Theo, played by Clive Owen, is worth noting because he is not an action hero, even though the film has a good bit of action in it. If this film had been made in Hollywood, Theo would have been a John McClane-like tough guy. Here, Owen projects a vulnerability that we can relate to and the filmmakers do an excellent job of emphasizing his flaws. There is even one scene where Theo wears flip-flops for the entire sequence. Have we ever seen the hero of a movie like this in flip-flops? That subtle detail is just one example of the brilliance of Children of Men. The characters are flawed and some have few redeeming factors other than the fact that they are as human as we are. We cheer for them because they are like us and in their situation, we would have done the same thing.

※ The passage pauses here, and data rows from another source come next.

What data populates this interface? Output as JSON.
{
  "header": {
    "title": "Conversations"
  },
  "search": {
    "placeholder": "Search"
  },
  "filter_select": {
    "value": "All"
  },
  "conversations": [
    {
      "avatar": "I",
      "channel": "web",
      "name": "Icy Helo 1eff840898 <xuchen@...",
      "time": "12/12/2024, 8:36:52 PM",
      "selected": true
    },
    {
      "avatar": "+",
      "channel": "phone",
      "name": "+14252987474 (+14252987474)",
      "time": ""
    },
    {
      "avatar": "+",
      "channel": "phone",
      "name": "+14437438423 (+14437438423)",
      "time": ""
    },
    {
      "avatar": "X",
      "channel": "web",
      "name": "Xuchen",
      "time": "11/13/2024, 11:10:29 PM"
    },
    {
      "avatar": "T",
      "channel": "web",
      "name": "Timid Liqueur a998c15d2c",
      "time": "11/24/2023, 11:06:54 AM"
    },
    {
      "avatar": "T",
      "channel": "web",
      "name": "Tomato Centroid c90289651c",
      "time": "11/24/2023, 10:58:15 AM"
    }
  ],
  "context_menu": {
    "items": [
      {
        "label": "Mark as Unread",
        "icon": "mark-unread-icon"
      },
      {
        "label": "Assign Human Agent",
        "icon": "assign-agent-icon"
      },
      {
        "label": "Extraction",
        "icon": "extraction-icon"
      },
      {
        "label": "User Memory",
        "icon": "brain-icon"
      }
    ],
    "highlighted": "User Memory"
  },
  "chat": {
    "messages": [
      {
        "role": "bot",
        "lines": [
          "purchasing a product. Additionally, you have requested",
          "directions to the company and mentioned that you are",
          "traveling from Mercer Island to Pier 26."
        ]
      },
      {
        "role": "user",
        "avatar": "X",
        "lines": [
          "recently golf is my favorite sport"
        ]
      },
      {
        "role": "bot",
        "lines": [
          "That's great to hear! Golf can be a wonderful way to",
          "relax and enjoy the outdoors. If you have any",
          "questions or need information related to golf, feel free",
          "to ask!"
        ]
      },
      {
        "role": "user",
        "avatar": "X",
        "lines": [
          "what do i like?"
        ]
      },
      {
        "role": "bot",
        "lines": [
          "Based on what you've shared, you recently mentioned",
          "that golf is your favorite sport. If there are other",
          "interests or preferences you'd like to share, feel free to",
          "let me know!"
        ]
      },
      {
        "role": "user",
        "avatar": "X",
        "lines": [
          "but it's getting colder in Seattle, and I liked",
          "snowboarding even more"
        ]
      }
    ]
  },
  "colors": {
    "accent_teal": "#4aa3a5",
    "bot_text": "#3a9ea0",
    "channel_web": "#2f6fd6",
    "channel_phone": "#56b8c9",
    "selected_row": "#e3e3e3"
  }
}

Another aspect that the film gets right is its visual style. The movie is shot in long takes, making the events unfold in real time. In effect, the film always appears realistic, even in the incredible action sequences. Likewise, the sets of the film are not especially inventive, colorful, or eye-catching. Instead, the film strikes the viewer by capturing locations that are ordinary and recognizable.
Children of Men presents many differing attitudes towards immigration, but the film never quite tells us what its message is. Even though this movie could be discussed at length in sociological and political terms, it avoids the trap of becoming dull and inaccessible by focusing on the human element of the story. Its true purpose is not to support a certain stance on a social or political issue, but rather to depict a story of men and women clinging to hope in a grim and hopeless world.
Detailed and painstakingly crafted, Children of Men is a masterpiece in virtually every area of filmmaking. The performances are believable, the camerawork is fantastic, and Cuaron directs with the vision and wisdom of a master filmmaker. This is a great film, not only because it shows us a world that we can believe, but because it refuses to be flashy and fantastical. It is a testament to the power of quality filmmaking that the movie is entertaining and immersive regardless.